* I recognized the idea of a cloud collection from a delightful new series we found on PBS Kids called Plum Landing (we watch on the Roku, but it’s also available online). One of the characters keeps his cloud collection on his phone. I was so happy that Simon picked up the idea that I pulled over to Holmes Lake to let the boys use my camera to save some of their clouds, and later we laid a blanket out in the back yard to do some cloud watching.
Later in the day when we were in the car again:
Simon: Look! That cloud looks like a geyser.
Ian: You should put that in your nugget.
These photos are taken by the boys. Enjoy a peek into their nuggets.
For Mother’s Day this year we had a chance to revisit the hiking trails along the Platte River near my parent’s house. The last time we went was almost four years ago, and well, it could have been better (and it could have been worse).
This time was great. We underestimated our boys’ attention span for throwing sticks and rocks in the river, and I underestimated my desire to linger and take a billion pictures, so the biggest complaints we got, really, were that it was time to head back too soon. The kids loved collecting rocks and sticks and pine cones for their “nature backpacks.” I said no to bird feathers.
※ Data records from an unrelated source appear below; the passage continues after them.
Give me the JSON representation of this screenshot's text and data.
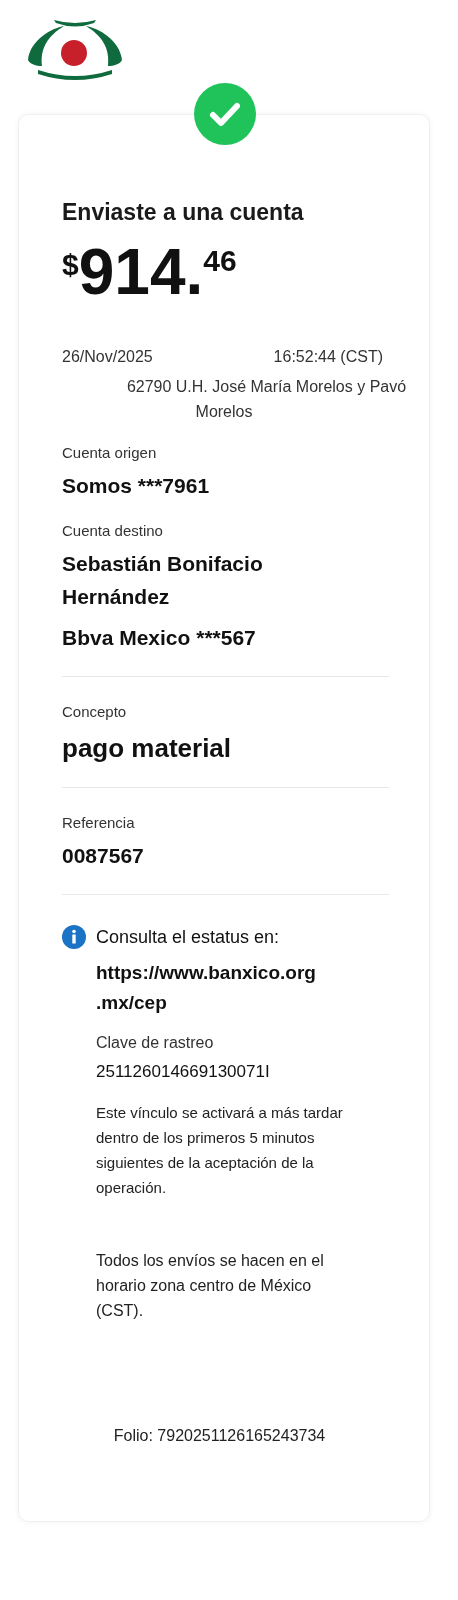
{
  "receipt": {
    "title": "Enviaste a una cuenta",
    "amount": {
      "currency": "$",
      "integer": "914.",
      "cents": "46"
    },
    "date": "26/Nov/2025",
    "time": "16:52:44 (CST)",
    "address_lines": [
      "62790 U.H. José María Morelos y Pavó",
      "Morelos"
    ],
    "sections": [
      {
        "label": "Cuenta origen",
        "values": [
          "Somos ***7961"
        ],
        "kind": "normal",
        "divider": false
      },
      {
        "label": "Cuenta destino",
        "values": [
          "Sebastián Bonifacio Hernández",
          "Bbva Mexico ***567"
        ],
        "kind": "normal",
        "divider": true
      },
      {
        "label": "Concepto",
        "values": [
          "pago material"
        ],
        "kind": "large",
        "divider": true
      },
      {
        "label": "Referencia",
        "values": [
          "0087567"
        ],
        "kind": "normal",
        "divider": true
      }
    ],
    "info": {
      "text": "Consulta el estatus en:",
      "link_lines": [
        "https://www.banxico.org",
        ".mx/cep"
      ],
      "tracking_label": "Clave de rastreo",
      "tracking_value": "251126014669130071I",
      "note": "Este vínculo se activará a más tardar dentro de los primeros 5 minutos siguientes de la aceptación de la operación.",
      "footnote": "Todos los envíos se hacen en el horario zona centro de México (CST)."
    },
    "folio": "Folio: 7920251126165243734"
  }
}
I’m not sure if bird feathers are okay to collect or not? I always fear we’re going to die of some birdy disease. Jason said no to what I’m pretty sure were perfectly good morel mushrooms, citing that one book where that guy died in the wilderness because he misidentified a plant. Better safe than sorry, I suppose. But boo.
I love that it just gets more and more fun to do things with the kids. It takes a little of the sting out of how fast they are growing up. A little.
I came across this guy on my walk this morning. I’m thinking of him as a good sign, a harbinger of slow days to come, a summer mascot.
Making a summer to-do list with the kids. It includes sleeping in a tent in the back yard and seeing bears, but I’m hoping we don’t get those two things crossed off simultaneously. My personal to-do list includes blogging and sewing and finding that giant stone head that’s somewhere in Lincoln.
Planning to do a Whole 30 with Jason (and a few other friends) in June (I hope to write about it as we go. For now, I’m madly collecting recipes).
Taking apart and rebuilding a bicycle. Yep, I’m becoming a regular bike geek. I am participating in the Earn a Bike program at the Lincoln Bike Kitchen and seriously loving every minute of it. (I make ridiculous mistakes, like trying to get the tire off of the wheel without first detaching the wheel from the fork. But whatever. I now know what a derailleur is and a crank puller and how to true a wheel.)
Reading random books I find lying around the house. I would welcome recommends for summer reading.
Watching the Tonight Show, or at least the monologue, pretty much every night. We watch on Hulu, so it’s always a one-day delay. And The Paradise, a BBC series set in England in the 1870s.
Celebrating several graduations this weekend as well as a few new babes just born or coming any day now.
Looking forward to the next eleven weeks or so of mostly unscheduled days. I’m hoping there will be lots of time for exploring and wondering and spending with friends.